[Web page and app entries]
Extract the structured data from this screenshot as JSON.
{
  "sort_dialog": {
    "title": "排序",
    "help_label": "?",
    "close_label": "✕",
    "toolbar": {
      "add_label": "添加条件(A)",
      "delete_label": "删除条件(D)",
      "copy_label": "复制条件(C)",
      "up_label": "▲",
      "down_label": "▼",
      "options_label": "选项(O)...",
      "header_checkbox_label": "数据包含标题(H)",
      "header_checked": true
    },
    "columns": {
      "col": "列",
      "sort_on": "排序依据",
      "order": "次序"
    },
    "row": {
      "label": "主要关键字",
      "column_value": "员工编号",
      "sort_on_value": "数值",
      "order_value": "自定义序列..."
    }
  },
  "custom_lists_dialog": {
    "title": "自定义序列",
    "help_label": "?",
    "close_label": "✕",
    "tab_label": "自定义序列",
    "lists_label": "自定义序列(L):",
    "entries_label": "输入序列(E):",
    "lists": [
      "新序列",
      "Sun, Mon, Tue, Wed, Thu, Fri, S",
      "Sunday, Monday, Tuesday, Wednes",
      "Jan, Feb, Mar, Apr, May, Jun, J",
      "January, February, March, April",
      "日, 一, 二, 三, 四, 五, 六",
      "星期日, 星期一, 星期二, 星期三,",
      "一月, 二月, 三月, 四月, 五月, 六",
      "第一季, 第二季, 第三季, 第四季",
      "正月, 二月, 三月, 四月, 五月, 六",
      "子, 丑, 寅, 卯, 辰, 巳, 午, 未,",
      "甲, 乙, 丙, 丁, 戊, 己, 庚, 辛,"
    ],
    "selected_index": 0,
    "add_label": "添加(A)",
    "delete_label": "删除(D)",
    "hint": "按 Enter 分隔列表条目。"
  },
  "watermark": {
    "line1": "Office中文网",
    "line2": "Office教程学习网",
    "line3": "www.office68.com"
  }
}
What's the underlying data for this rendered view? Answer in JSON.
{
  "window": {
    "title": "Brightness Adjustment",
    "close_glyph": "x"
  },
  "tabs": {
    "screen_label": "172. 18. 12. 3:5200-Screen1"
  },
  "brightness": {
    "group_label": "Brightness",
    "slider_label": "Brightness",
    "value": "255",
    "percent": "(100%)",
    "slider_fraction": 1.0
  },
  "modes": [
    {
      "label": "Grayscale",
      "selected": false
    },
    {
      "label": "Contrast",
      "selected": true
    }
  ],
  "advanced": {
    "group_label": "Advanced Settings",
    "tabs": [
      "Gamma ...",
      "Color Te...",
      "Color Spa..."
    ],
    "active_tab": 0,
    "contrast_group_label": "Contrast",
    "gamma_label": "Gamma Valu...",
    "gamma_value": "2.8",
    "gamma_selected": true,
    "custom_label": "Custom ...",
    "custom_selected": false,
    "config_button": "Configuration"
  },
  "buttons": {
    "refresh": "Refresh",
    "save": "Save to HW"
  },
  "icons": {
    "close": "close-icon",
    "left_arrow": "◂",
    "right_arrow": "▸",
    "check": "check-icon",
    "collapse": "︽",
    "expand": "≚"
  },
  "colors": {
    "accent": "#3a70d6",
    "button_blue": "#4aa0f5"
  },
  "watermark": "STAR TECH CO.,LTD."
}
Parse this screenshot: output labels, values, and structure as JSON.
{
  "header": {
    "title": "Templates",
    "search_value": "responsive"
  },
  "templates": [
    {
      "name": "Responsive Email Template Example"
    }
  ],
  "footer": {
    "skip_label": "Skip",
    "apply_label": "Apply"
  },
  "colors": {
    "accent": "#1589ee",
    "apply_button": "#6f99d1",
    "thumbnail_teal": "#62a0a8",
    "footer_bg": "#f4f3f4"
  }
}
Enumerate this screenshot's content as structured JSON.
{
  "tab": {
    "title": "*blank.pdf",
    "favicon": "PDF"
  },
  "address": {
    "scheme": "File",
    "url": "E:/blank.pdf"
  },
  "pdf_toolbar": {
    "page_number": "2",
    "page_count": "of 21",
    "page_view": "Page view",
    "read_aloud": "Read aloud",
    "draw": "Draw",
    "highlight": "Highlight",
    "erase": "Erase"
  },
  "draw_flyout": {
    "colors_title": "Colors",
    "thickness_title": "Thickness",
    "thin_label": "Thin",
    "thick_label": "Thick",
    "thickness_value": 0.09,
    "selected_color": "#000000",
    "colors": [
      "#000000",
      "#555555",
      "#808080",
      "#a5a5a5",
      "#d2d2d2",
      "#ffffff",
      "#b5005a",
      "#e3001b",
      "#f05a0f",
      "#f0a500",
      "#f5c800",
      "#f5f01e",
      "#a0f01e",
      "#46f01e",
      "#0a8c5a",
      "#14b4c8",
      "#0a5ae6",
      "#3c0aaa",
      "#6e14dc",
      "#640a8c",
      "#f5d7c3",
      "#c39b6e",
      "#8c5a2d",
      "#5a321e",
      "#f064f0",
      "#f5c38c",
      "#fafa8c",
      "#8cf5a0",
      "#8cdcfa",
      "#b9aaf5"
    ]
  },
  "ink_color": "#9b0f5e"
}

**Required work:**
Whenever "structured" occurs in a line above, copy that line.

**Exercise response:**
Extract the structured data from this screenshot as JSON.
Enumerate this screenshot's content as structured JSON.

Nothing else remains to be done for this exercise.